▶ **THE PROBLEM**: For the entries that follow, say how many lines hold the string "time", with nothing else in the reply.
^^^^^^^^
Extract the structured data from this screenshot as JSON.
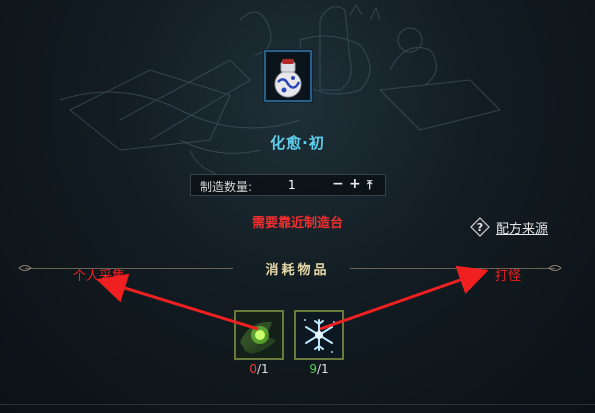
{
  "item": {
    "name": "化愈·初",
    "icon": "medicine-jar-icon"
  },
  "craft": {
    "quantity_label": "制造数量:",
    "quantity_value": "1",
    "minus_symbol": "−",
    "plus_symbol": "+",
    "max_symbol": "⤒"
  },
  "warning": "需要靠近制造台",
  "recipe_source": {
    "label": "配方来源",
    "icon": "question-diamond-icon"
  },
  "materials": {
    "title": "消耗物品",
    "items": [
      {
        "icon": "green-orb-leaf-icon",
        "have": "0",
        "sep_need": "/1",
        "have_color": "#f03a3a"
      },
      {
        "icon": "snowflake-crystal-icon",
        "have": "9",
        "sep_need": "/1",
        "have_color": "#4fd04f"
      }
    ]
  },
  "annotations": {
    "left": "个人采集",
    "right": "打怪",
    "arrow_color": "#f02020"
  }
}
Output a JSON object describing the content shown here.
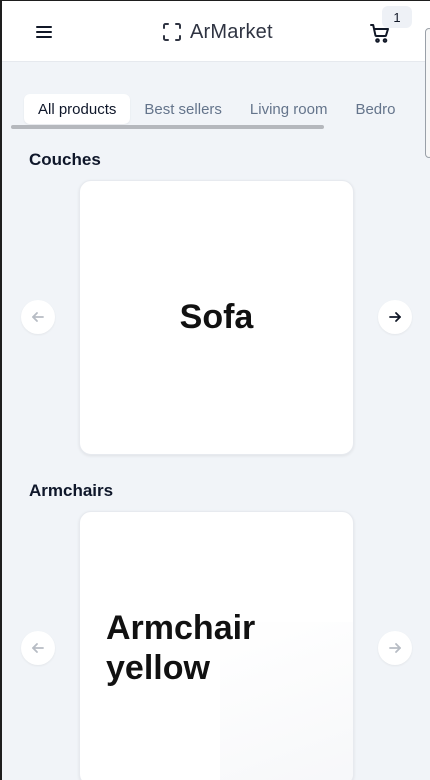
{
  "app": {
    "name": "ArMarket",
    "cart_count": "1"
  },
  "tabs": [
    {
      "label": "All products",
      "active": true
    },
    {
      "label": "Best sellers",
      "active": false
    },
    {
      "label": "Living room",
      "active": false
    },
    {
      "label": "Bedro",
      "active": false
    }
  ],
  "sections": [
    {
      "title": "Couches",
      "card_title": "Sofa"
    },
    {
      "title": "Armchairs",
      "card_title": "Armchair yellow"
    }
  ],
  "icons": {
    "menu": "menu-icon",
    "logo": "scan-icon",
    "cart": "cart-icon",
    "prev": "arrow-left-icon",
    "next": "arrow-right-icon"
  },
  "colors": {
    "background": "#f1f4f8",
    "card": "#ffffff",
    "muted_text": "#64748b",
    "text": "#0f172a"
  }
}
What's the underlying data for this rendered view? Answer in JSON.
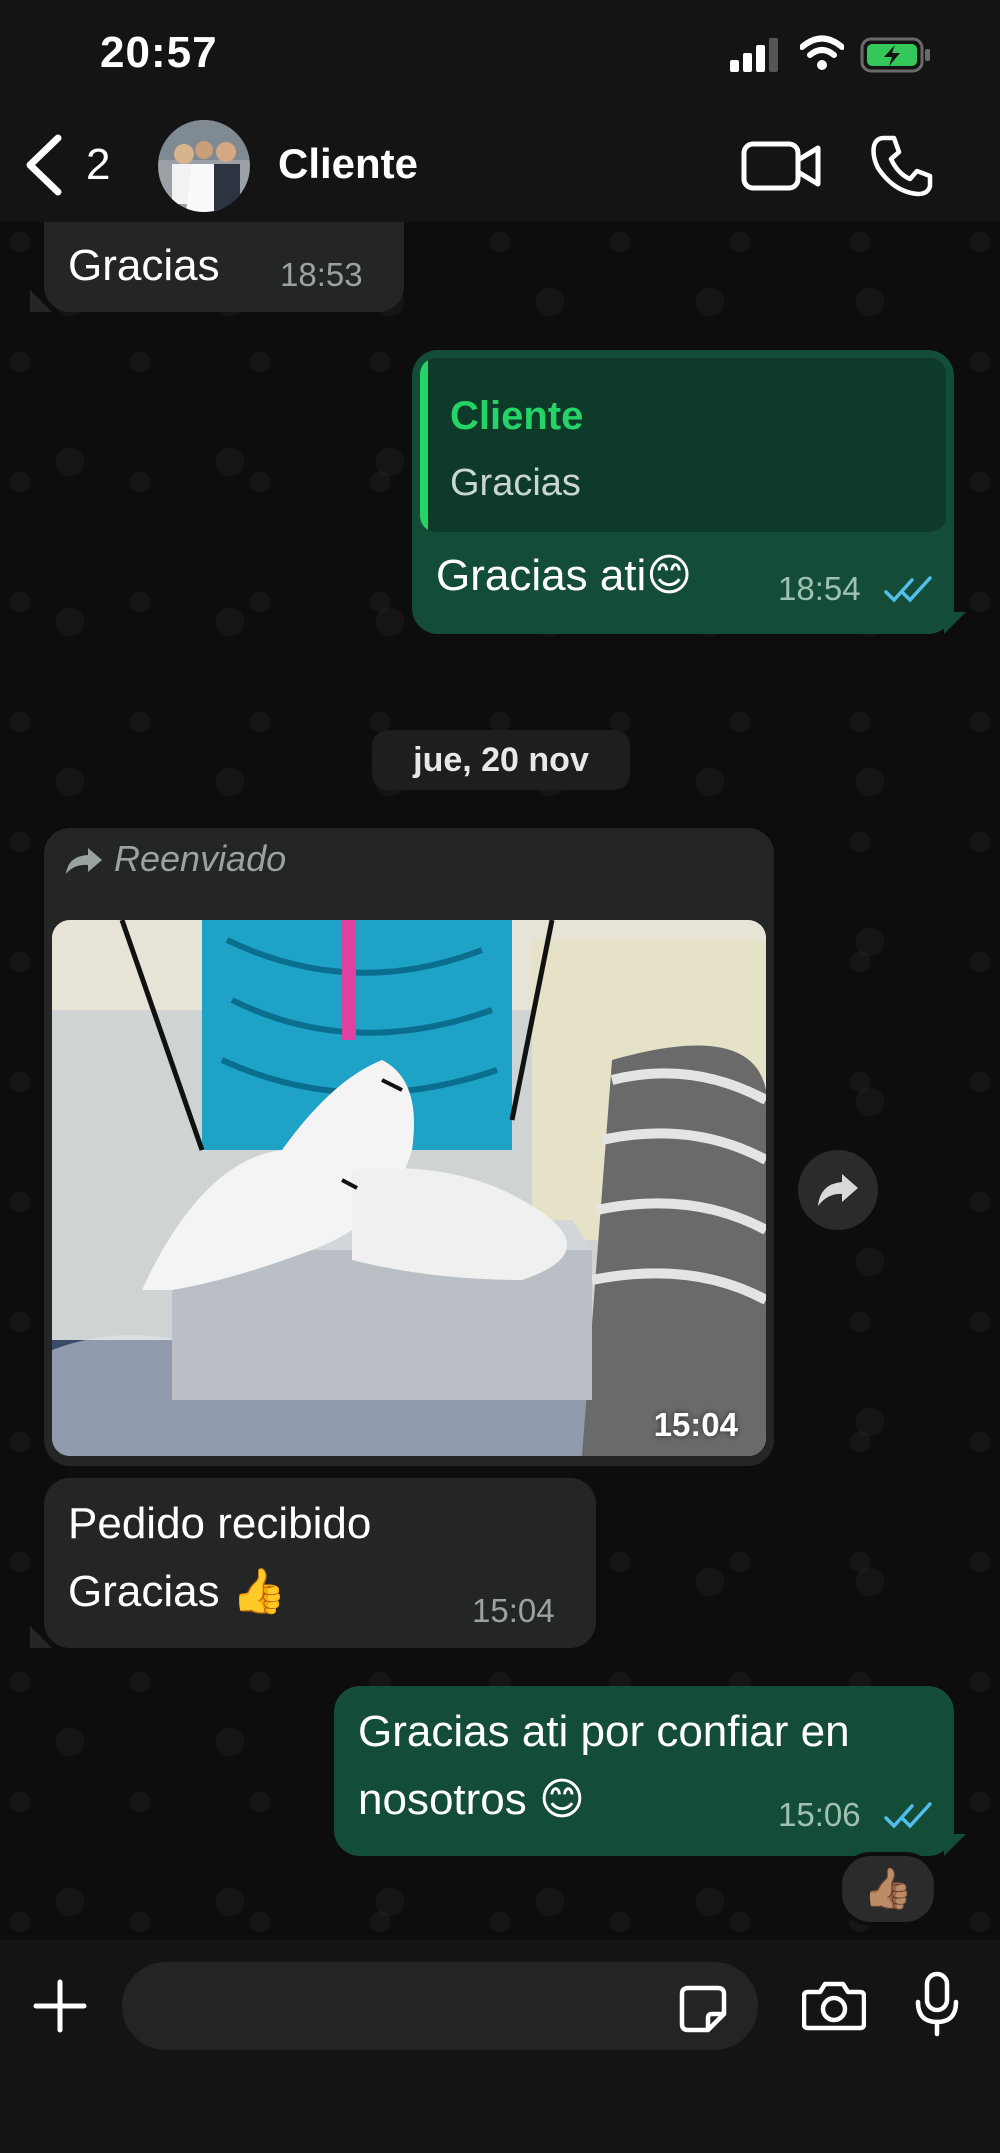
{
  "status_bar": {
    "time": "20:57"
  },
  "header": {
    "back_count": "2",
    "contact_name": "Cliente"
  },
  "messages": {
    "m1": {
      "text": "Gracias",
      "time": "18:53"
    },
    "m2": {
      "quote_name": "Cliente",
      "quote_text": "Gracias",
      "text": "Gracias ati😊",
      "time": "18:54"
    },
    "date_separator": "jue, 20 nov",
    "m3": {
      "forwarded_label": "Reenviado",
      "time": "15:04"
    },
    "m4": {
      "line1": "Pedido recibido",
      "line2": "Gracias 👍",
      "time": "15:04"
    },
    "m5": {
      "line1": "Gracias ati por confiar en",
      "line2": "nosotros 😊",
      "time": "15:06",
      "reaction": "👍🏽"
    }
  },
  "colors": {
    "incoming_bubble": "#242626",
    "outgoing_bubble": "#144d37",
    "accent_green": "#25d366",
    "read_ticks": "#53bdeb"
  }
}
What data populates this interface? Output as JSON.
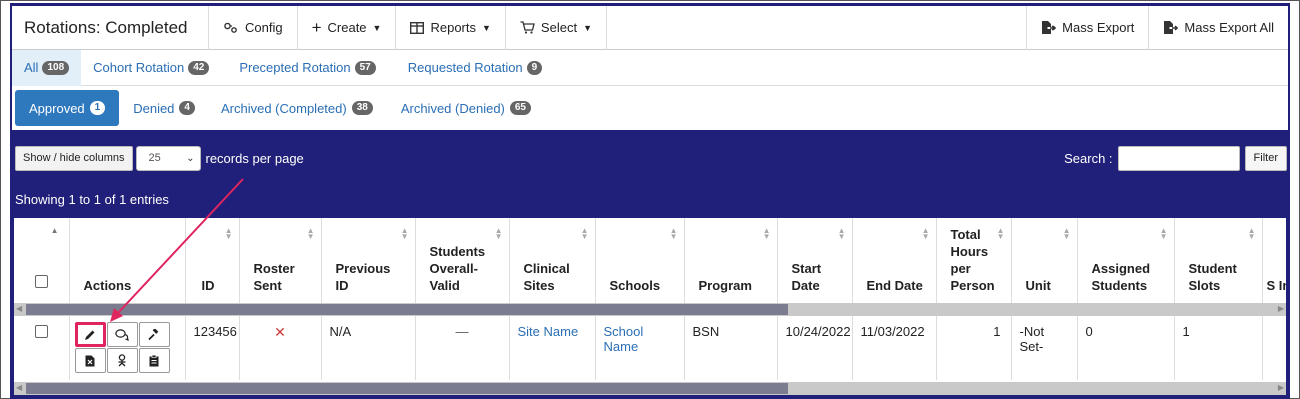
{
  "header": {
    "title": "Rotations: Completed",
    "config_label": "Config",
    "create_label": "Create",
    "reports_label": "Reports",
    "select_label": "Select",
    "mass_export_label": "Mass Export",
    "mass_export_all_label": "Mass Export All"
  },
  "category_tabs": [
    {
      "label": "All",
      "count": "108"
    },
    {
      "label": "Cohort Rotation",
      "count": "42"
    },
    {
      "label": "Precepted Rotation",
      "count": "57"
    },
    {
      "label": "Requested Rotation",
      "count": "9"
    }
  ],
  "status_tabs": [
    {
      "label": "Approved",
      "count": "1"
    },
    {
      "label": "Denied",
      "count": "4"
    },
    {
      "label": "Archived (Completed)",
      "count": "38"
    },
    {
      "label": "Archived (Denied)",
      "count": "65"
    }
  ],
  "controls": {
    "show_hide_label": "Show / hide columns",
    "page_size": "25",
    "records_per_page": "records per page",
    "search_label": "Search :",
    "filter_label": "Filter",
    "showing_text": "Showing 1 to 1 of 1 entries"
  },
  "table": {
    "headers": [
      "Actions",
      "ID",
      "Roster Sent",
      "Previous ID",
      "Students Overall-Valid",
      "Clinical Sites",
      "Schools",
      "Program",
      "Start Date",
      "End Date",
      "Total Hours per Person",
      "Unit",
      "Assigned Students",
      "Student Slots",
      "S In"
    ],
    "row": {
      "id": "123456",
      "roster_sent": "✕",
      "previous_id": "N/A",
      "students_valid": "—",
      "clinical_site": "Site Name",
      "school": "School Name",
      "program": "BSN",
      "start_date": "10/24/2022",
      "end_date": "11/03/2022",
      "total_hours": "1",
      "unit": "-Not Set-",
      "assigned_students": "0",
      "student_slots": "1"
    }
  },
  "colors": {
    "panel": "#20207a",
    "link": "#2a6eb5",
    "highlight": "#e0245e"
  }
}
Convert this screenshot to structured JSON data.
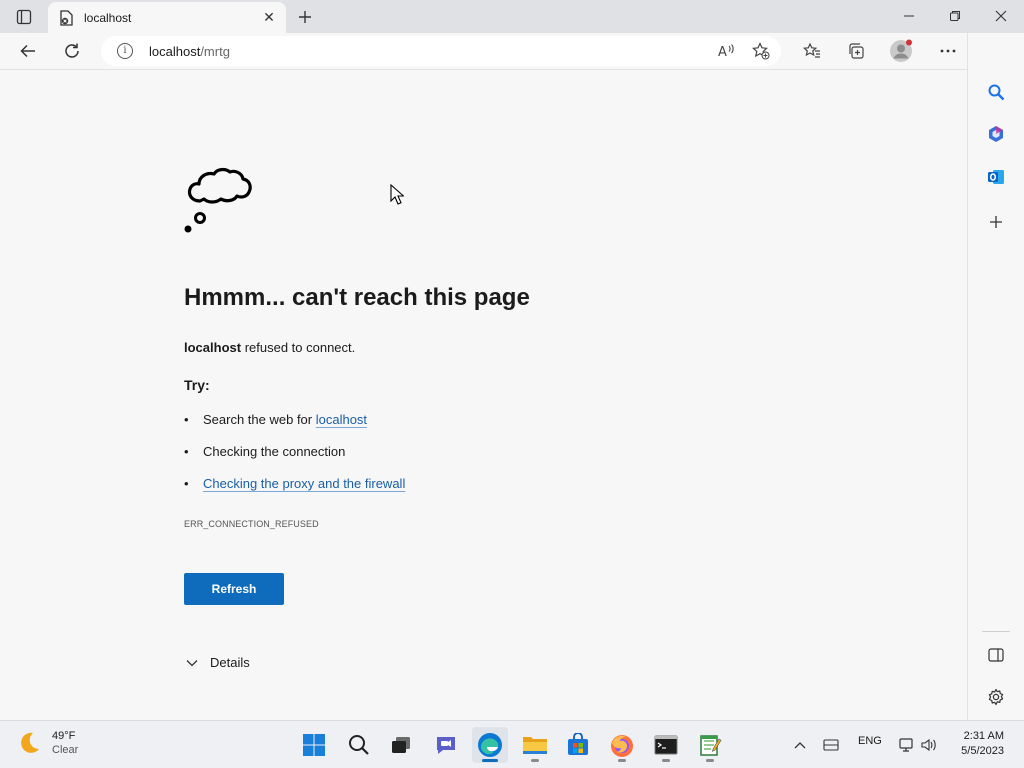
{
  "browser": {
    "tab_title": "localhost",
    "url_host": "localhost",
    "url_path": "/mrtg"
  },
  "page": {
    "heading": "Hmmm... can't reach this page",
    "host": "localhost",
    "refused_text": " refused to connect.",
    "try_label": "Try:",
    "suggestion_search_prefix": "Search the web for ",
    "suggestion_search_link": "localhost",
    "suggestion_connection": "Checking the connection",
    "suggestion_proxy": "Checking the proxy and the firewall",
    "error_code": "ERR_CONNECTION_REFUSED",
    "refresh_label": "Refresh",
    "details_label": "Details"
  },
  "taskbar": {
    "temperature": "49°F",
    "condition": "Clear",
    "language": "ENG",
    "time": "2:31 AM",
    "date": "5/5/2023"
  },
  "colors": {
    "accent": "#0f6cbd",
    "link": "#1a5ea6"
  }
}
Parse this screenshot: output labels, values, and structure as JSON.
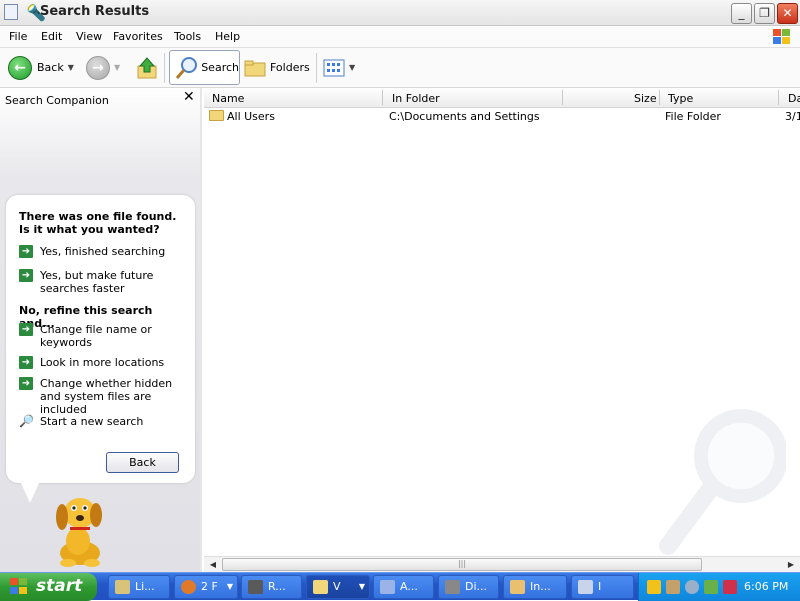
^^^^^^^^
▶ **RESPONSE AREA**: 7